    2. Bruno Glaser, Georg Guggenberger, Wolfgang Zech
      Pages 227-241
    3. Maria De Lourdes P. Ruivo, Manoel A. Arroyo-Kalin, Carlos E. R. Schaefer, Hilton T. Costi, Silvia H. De Souza Arcanjo, Hedinaldo N. Lima et al.
      Pages 243-254
    4. Newton Paulo De Souza Falcão, Nicholas Comerford, Johannes Lehmann
      Pages 255-270
    5. Wenceslau G. Teixeira, Gilvan C. Martins
      Pages 271-286
    6. Janice Thies, Keiko Suzuki
      Pages 287-332

About this book

Introduction

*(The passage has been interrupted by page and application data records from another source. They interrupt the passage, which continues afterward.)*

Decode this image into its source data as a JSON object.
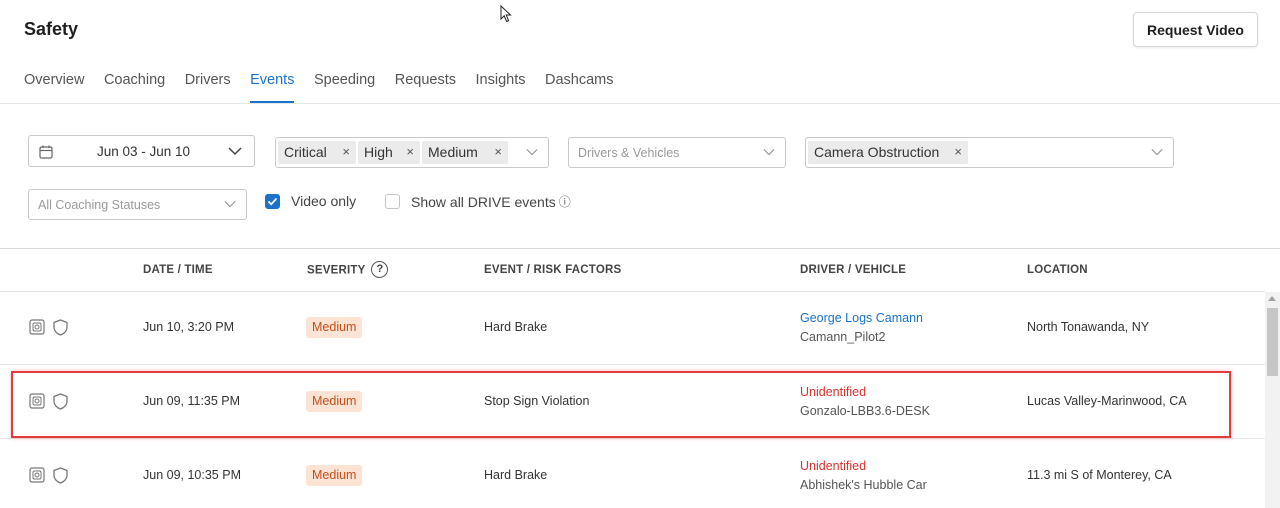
{
  "header": {
    "title": "Safety",
    "request_video_label": "Request Video"
  },
  "tabs": [
    {
      "label": "Overview",
      "active": false
    },
    {
      "label": "Coaching",
      "active": false
    },
    {
      "label": "Drivers",
      "active": false
    },
    {
      "label": "Events",
      "active": true
    },
    {
      "label": "Speeding",
      "active": false
    },
    {
      "label": "Requests",
      "active": false
    },
    {
      "label": "Insights",
      "active": false
    },
    {
      "label": "Dashcams",
      "active": false
    }
  ],
  "filters": {
    "date_range": "Jun 03 - Jun 10",
    "severity_chips": [
      "Critical",
      "High",
      "Medium"
    ],
    "drivers_vehicles_placeholder": "Drivers & Vehicles",
    "event_type_chips": [
      "Camera Obstruction"
    ],
    "coaching_status_placeholder": "All Coaching Statuses",
    "video_only": {
      "label": "Video only",
      "checked": true
    },
    "show_all_drive": {
      "label": "Show all DRIVE events",
      "checked": false
    },
    "chip_remove_glyph": "×",
    "info_glyph": "ⓘ"
  },
  "table": {
    "columns": [
      "DATE / TIME",
      "SEVERITY",
      "EVENT / RISK FACTORS",
      "DRIVER / VEHICLE",
      "LOCATION"
    ],
    "severity_help_glyph": "?",
    "rows": [
      {
        "date": "Jun 10, 3:20 PM",
        "severity": "Medium",
        "event": "Hard Brake",
        "driver": "George Logs Camann",
        "driver_identified": true,
        "vehicle": "Camann_Pilot2",
        "location": "North Tonawanda, NY"
      },
      {
        "date": "Jun 09, 11:35 PM",
        "severity": "Medium",
        "event": "Stop Sign Violation",
        "driver": "Unidentified",
        "driver_identified": false,
        "vehicle": "Gonzalo-LBB3.6-DESK",
        "location": "Lucas Valley-Marinwood, CA"
      },
      {
        "date": "Jun 09, 10:35 PM",
        "severity": "Medium",
        "event": "Hard Brake",
        "driver": "Unidentified",
        "driver_identified": false,
        "vehicle": "Abhishek's Hubble Car",
        "location": "11.3 mi S of Monterey, CA"
      }
    ]
  },
  "colors": {
    "accent": "#1a73c8",
    "severity_badge_bg": "#fde3d3",
    "severity_badge_text": "#c2501c",
    "unidentified": "#d6322f",
    "highlight": "#e23b3b"
  },
  "icons": [
    "calendar-icon",
    "chevron-down-icon",
    "close-icon",
    "check-icon",
    "info-icon",
    "help-icon",
    "camera-icon",
    "shield-icon",
    "mouse-cursor-icon"
  ]
}
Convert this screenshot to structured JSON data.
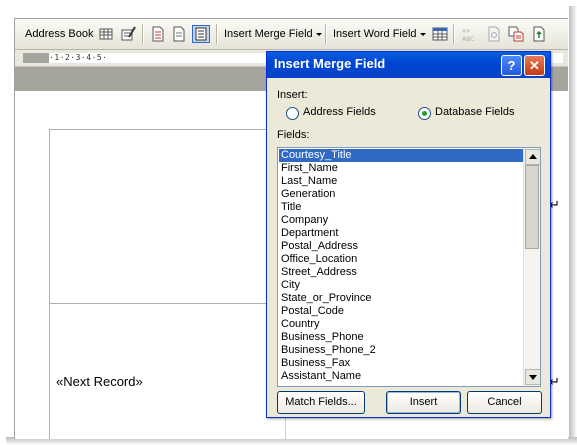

Amazonian Dark Earths are not only a testament to the vanished civilizations of the Amazon Basin, but may provide the answer to how the large, sophisticated societies were able to sustain intensive agriculture in an environment with mostly infertile soils. Locally known as Terra Preta de Indio or Indian black earth, these anomalous soils are even today fertile and highly productive. Though clearly associated with pre-European settlements questions remain whether the Dark Earths were intentionally produced or merely a by-product of habitation activities. This publication provides a comprehensive review of our current understanding of these fascinating soils: their origin, properties, and management through time. These new and multidisciplinary perspectives by leading experts on Amazonian Dark Earths may pave the way for the next revolution of soil management in the humid tropics.

Keywords

Soil fertility agriculture biodiversity chemistry ecology environment soil

Editors and affiliations

  • Johannes Lehmann
    • 1
  • Dirse C. Kern
    • 2
  • Brund Glaser
    • 3
  • William I. Wodos
    • 4
  1. 1.Cornell UniversityUSA
  2. 2.Museu goeldiBrazil
  3. 3.University of BayreuthGermany
  4. 4.University of Southern IllinoisUSA

Bibliographic information

  • DOI https://doi.org/10.1007/1-4020-2597-1
  • Copyright Information Springer Science + Business Media, Inc. 2003
  • Publisher Name Springer, Dordrecht
  • eBook Packages Springer Book Archive
  • Print ISBN 978-1-4020-1839-8
  • Online ISBN 978-1-4020-2597-6
  • About this book